The West African Health Organisation, World Health Organisation, the International Planned Parenthood Federation and the UNFPA are organising the four-day conference with sponsorship from USAID. The conference aims to move family planning higher on national agendas and ensure access to quality family planning services, which have been identified as key objectives of repositioning family planning strategies.
About 300 participants from Ghana; Mali; Burkina Faso; Chad; C=F4te d'Ivoire; Guinea; Madagascar; Niger; Rwanda; Senegal; Sierra Leone and Togo are attending.
Major Quashigah noted that so far the real purpose of family planning had not been identified.
He observed that if it was to check population explosion then it was not working and if it was for poverty reduction then it had failed. "I am not too sure because poverty we all know is rising to alarming heights."
Using his family and himself as an example, Major Quashigah narrated that his great grandfather was a stark illiterate and lived for 112 years giving birth to 36 children with six wives.
His grandfather was literate, died at the age of 82 and had 12 children while his mother, an illiterate, and married two men consecutively, was still alive and had nine children.
"I am literate married to a literate woman yet...have seven children and don't forget these are official figures only."
Based on this analysis, the Minister observed that population rate was still rising, poverty was still prevalent while the targets, even those in the present generation, were still giving birth to more children.

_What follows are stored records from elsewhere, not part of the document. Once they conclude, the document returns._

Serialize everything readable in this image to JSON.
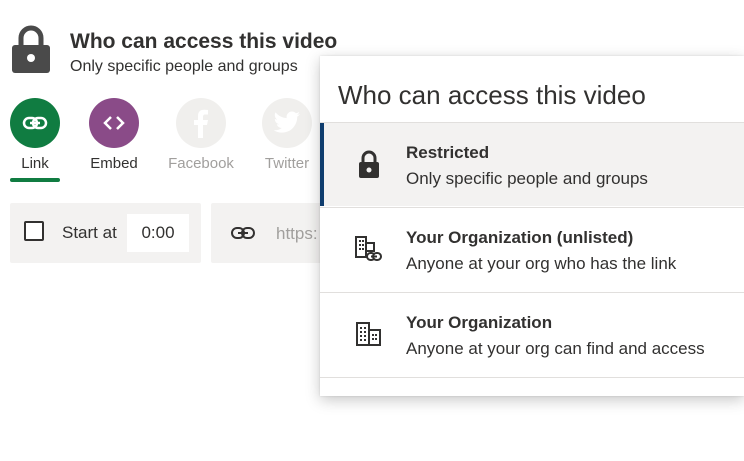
{
  "header": {
    "title": "Who can access this video",
    "subtitle": "Only specific people and groups",
    "icon": "lock-icon"
  },
  "share_targets": [
    {
      "label": "Link",
      "icon": "link-icon",
      "color": "#107c41"
    },
    {
      "label": "Embed",
      "icon": "embed-code-icon",
      "color": "#8a4b88"
    },
    {
      "label": "Facebook",
      "icon": "facebook-icon",
      "color": "#f0efed"
    },
    {
      "label": "Twitter",
      "icon": "twitter-icon",
      "color": "#f0efed"
    }
  ],
  "start_at": {
    "label": "Start at",
    "checked": false,
    "value": "0:00"
  },
  "url_field": {
    "text": "https:"
  },
  "access_dropdown": {
    "title": "Who can access this video",
    "options": [
      {
        "title": "Restricted",
        "description": "Only specific people and groups",
        "icon": "lock-icon",
        "selected": true
      },
      {
        "title": "Your Organization (unlisted)",
        "description": "Anyone at your org who has the link",
        "icon": "building-link-icon",
        "selected": false
      },
      {
        "title": "Your Organization",
        "description": "Anyone at your org can find and access",
        "icon": "building-icon",
        "selected": false
      }
    ]
  },
  "colors": {
    "accent_green": "#107c41",
    "embed_purple": "#8a4b88",
    "selected_bar": "#0f3d6e"
  }
}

The Minister said there was the need for stakeholders to do their homework well in order to ensure that family planning campaigns achieved the desired results.
"If we want to reposition family planning, we must embark on maximum collective analysis and reflection on the nature of issues at stake, coming out with identified solutions, which will form the basis for country-specific follow-up strategies with concrete actions which will be followed through with stakeholders from all sectors."
Emphasising on the unmet needs of the family, which had given rise to increased unwanted pregnancies, maternal and child mortality, Ms Mary Calyn Yates, US Ambassador in Ghana, noted that family planning was directly linked to poor health and negative development consequences. She said the conference's goal was to demonstrate to policy and decision makers in all sectors how the unmet family planning needs were directly linked to these areas.
The Ambassador said if women and men in Ghana were unable to reduce unintended births and the country continued to grow at its present rate, population would top 32 million within the next 15 years.
"The most vulnerable segment of the population that will need reproductive health and child services will number 12 million."
Ms Yates said even though she had used Ghana as an example, the message was applicable to most of the countries represented. Professor Agyeman Badu Akosa, Director-General of the Ghana Health Service, said stakeholders hoped to use the comparative advantages of partner organisations to strengthen planning and coordination for strategic allocation of resources through the activities of the West African Health Organisation.
Professor Fred Sai, Government's Adviser on Reproductive Health, HIV/AIDS and Family Planning, reiterated the concerns made by the speakers at the conference and said the onus lay not only with individual countries but also with donor countries, the United Nations, non-governmental organisations and the youth as individuals to ensure the effectiveness of any family planning programme.